▶ [Your instructions]: Could you repeat the records below exactly, leaving out any pictures?

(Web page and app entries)
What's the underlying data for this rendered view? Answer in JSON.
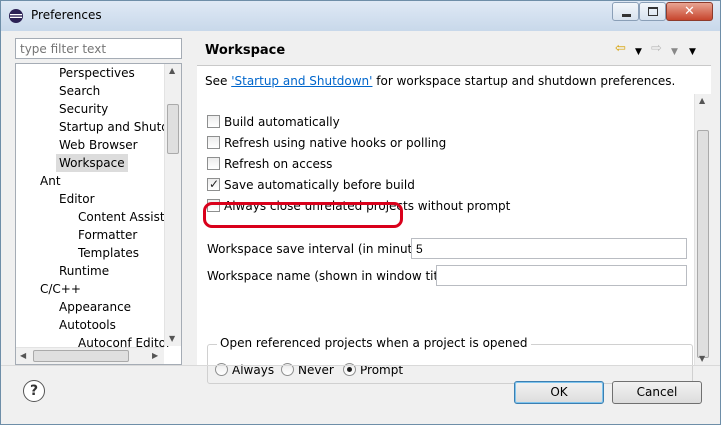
{
  "window": {
    "title": "Preferences"
  },
  "filter": {
    "placeholder": "type filter text"
  },
  "tree": {
    "items": [
      {
        "label": "Perspectives",
        "level": 2
      },
      {
        "label": "Search",
        "level": 2
      },
      {
        "label": "Security",
        "level": 2
      },
      {
        "label": "Startup and Shutdown",
        "level": 2
      },
      {
        "label": "Web Browser",
        "level": 2
      },
      {
        "label": "Workspace",
        "level": 2,
        "selected": true
      },
      {
        "label": "Ant",
        "level": 1
      },
      {
        "label": "Editor",
        "level": 2
      },
      {
        "label": "Content Assist",
        "level": 3
      },
      {
        "label": "Formatter",
        "level": 3
      },
      {
        "label": "Templates",
        "level": 3
      },
      {
        "label": "Runtime",
        "level": 2
      },
      {
        "label": "C/C++",
        "level": 1
      },
      {
        "label": "Appearance",
        "level": 2
      },
      {
        "label": "Autotools",
        "level": 2
      },
      {
        "label": "Autoconf Editor",
        "level": 3
      }
    ]
  },
  "page": {
    "title": "Workspace",
    "desc_prefix": "See ",
    "desc_link": "'Startup and Shutdown'",
    "desc_suffix": " for workspace startup and shutdown preferences.",
    "options": [
      {
        "label": "Build automatically",
        "checked": false
      },
      {
        "label": "Refresh using native hooks or polling",
        "checked": false
      },
      {
        "label": "Refresh on access",
        "checked": false
      },
      {
        "label": "Save automatically before build",
        "checked": true
      },
      {
        "label": "Always close unrelated projects without prompt",
        "checked": false
      }
    ],
    "save_interval_label": "Workspace save interval (in minutes):",
    "save_interval_value": "5",
    "workspace_name_label": "Workspace name (shown in window title):",
    "workspace_name_value": "",
    "group_label": "Open referenced projects when a project is opened",
    "radios": [
      {
        "label": "Always",
        "selected": false
      },
      {
        "label": "Never",
        "selected": false
      },
      {
        "label": "Prompt",
        "selected": true
      }
    ]
  },
  "buttons": {
    "ok": "OK",
    "cancel": "Cancel",
    "help": "?"
  },
  "colors": {
    "highlight": "#d9001b",
    "link": "#0066cc"
  }
}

▶ [Solution to the exercise]:
What's the underlying data for this rendered view? Answer in JSON.
{
  "window": {
    "title": "Preferences"
  },
  "filter": {
    "placeholder": "type filter text"
  },
  "tree": {
    "items": [
      {
        "label": "Perspectives",
        "level": 2
      },
      {
        "label": "Search",
        "level": 2
      },
      {
        "label": "Security",
        "level": 2
      },
      {
        "label": "Startup and Shutdown",
        "level": 2
      },
      {
        "label": "Web Browser",
        "level": 2
      },
      {
        "label": "Workspace",
        "level": 2,
        "selected": true
      },
      {
        "label": "Ant",
        "level": 1
      },
      {
        "label": "Editor",
        "level": 2
      },
      {
        "label": "Content Assist",
        "level": 3
      },
      {
        "label": "Formatter",
        "level": 3
      },
      {
        "label": "Templates",
        "level": 3
      },
      {
        "label": "Runtime",
        "level": 2
      },
      {
        "label": "C/C++",
        "level": 1
      },
      {
        "label": "Appearance",
        "level": 2
      },
      {
        "label": "Autotools",
        "level": 2
      },
      {
        "label": "Autoconf Editor",
        "level": 3
      }
    ]
  },
  "page": {
    "title": "Workspace",
    "desc_prefix": "See ",
    "desc_link": "'Startup and Shutdown'",
    "desc_suffix": " for workspace startup and shutdown preferences.",
    "options": [
      {
        "label": "Build automatically",
        "checked": false
      },
      {
        "label": "Refresh using native hooks or polling",
        "checked": false
      },
      {
        "label": "Refresh on access",
        "checked": false
      },
      {
        "label": "Save automatically before build",
        "checked": true
      },
      {
        "label": "Always close unrelated projects without prompt",
        "checked": false
      }
    ],
    "save_interval_label": "Workspace save interval (in minutes):",
    "save_interval_value": "5",
    "workspace_name_label": "Workspace name (shown in window title):",
    "workspace_name_value": "",
    "group_label": "Open referenced projects when a project is opened",
    "radios": [
      {
        "label": "Always",
        "selected": false
      },
      {
        "label": "Never",
        "selected": false
      },
      {
        "label": "Prompt",
        "selected": true
      }
    ]
  },
  "buttons": {
    "ok": "OK",
    "cancel": "Cancel",
    "help": "?"
  },
  "colors": {
    "highlight": "#d9001b",
    "link": "#0066cc"
  }
}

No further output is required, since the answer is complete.